Expectations that Trump will not shred the North American Free Trade Agreement have fed demand for the peso and helped make it the top-performing emerging-markets currency this year, with a 17 percent gain. On Wednesday it was 3 percent stronger than just before Trump unexpectedly won the election.
"None of the fears associated with Trump relative to Mexico have come anywhere near to fruition," said Richard Scalone, co-head of foreign exchange at TJM Brokerage in Chicago. "Assuming you don't see a spike in U.S. yields or an absolute implosion in the price of oil, I'd say the probability is that the peso continues to strengthen."
Scalone said the peso could reach 16 per dollar, a level where he would consider selling. Strategists in a Reuters poll on average forecast last week that the peso would end 2017 at 18.5 per dollar.
Wednesday's peso gain stemmed partly from Premier Oil Plc's (PMO.L) discovery of potentially more than 1 billion barrels of oil off the coast of Mexico, a major victory for Latin America's No. 2 economy.

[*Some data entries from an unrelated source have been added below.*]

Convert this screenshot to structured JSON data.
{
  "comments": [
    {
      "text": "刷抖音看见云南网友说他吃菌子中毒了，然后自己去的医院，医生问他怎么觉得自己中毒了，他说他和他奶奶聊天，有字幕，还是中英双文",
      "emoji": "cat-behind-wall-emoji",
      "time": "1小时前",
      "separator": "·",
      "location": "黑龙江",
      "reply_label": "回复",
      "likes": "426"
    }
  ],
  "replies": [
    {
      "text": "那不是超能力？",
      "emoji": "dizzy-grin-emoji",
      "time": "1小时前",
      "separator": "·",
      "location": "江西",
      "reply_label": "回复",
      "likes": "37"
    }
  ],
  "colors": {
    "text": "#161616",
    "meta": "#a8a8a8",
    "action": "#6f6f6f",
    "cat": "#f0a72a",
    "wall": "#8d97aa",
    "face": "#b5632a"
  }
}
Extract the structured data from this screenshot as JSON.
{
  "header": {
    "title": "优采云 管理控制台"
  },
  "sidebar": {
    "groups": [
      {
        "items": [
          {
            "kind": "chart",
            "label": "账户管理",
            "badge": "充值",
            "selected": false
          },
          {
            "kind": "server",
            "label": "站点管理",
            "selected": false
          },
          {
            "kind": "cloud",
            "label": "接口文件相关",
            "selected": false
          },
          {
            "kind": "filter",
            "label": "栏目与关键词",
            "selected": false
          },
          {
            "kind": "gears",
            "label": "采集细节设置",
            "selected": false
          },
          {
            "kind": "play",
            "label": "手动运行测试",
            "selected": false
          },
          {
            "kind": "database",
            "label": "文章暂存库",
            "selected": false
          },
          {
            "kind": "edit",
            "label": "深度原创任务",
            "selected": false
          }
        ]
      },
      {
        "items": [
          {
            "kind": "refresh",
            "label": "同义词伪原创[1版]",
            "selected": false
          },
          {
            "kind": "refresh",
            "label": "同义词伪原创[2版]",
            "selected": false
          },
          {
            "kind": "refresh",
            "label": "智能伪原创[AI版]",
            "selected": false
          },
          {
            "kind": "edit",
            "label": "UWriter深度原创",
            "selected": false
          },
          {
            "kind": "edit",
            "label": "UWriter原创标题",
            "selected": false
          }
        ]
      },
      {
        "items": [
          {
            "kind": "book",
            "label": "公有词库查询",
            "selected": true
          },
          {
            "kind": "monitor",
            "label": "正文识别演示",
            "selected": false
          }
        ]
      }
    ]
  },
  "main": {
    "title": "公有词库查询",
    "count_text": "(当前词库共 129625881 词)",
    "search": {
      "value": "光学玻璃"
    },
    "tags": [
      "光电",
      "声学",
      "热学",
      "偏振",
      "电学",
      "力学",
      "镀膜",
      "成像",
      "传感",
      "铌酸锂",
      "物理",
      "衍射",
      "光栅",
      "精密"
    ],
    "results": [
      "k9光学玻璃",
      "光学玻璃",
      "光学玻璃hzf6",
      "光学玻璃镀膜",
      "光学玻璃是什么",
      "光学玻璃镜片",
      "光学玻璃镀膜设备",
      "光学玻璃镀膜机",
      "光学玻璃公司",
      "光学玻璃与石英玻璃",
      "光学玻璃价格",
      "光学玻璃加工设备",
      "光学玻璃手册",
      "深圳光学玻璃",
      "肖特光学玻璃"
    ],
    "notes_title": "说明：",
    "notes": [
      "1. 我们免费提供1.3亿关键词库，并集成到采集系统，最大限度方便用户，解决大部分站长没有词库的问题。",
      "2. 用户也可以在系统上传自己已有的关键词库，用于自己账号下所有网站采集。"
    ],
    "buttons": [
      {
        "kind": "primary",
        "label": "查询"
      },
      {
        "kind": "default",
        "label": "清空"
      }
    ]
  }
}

Emerging markets currencies also benefited after Yellen said U.S. interest rates would not have to rise much further to reach what the Fed considers a neutral rate. An increase in the spread between U.S. and Mexican interest rates could lure more traders to borrow dollars to buy Mexican peso debt.
At last week's G20 summit in Hamburg, Trump hailed progress on trade after meeting Mexican President Enrique Pena Nieto for the first time, while Mexico's government said it expected a general agreement on modernizing NAFTA by the end of 2017.
Reporting by Noel Randewich; Editing by Lisa Von Ahn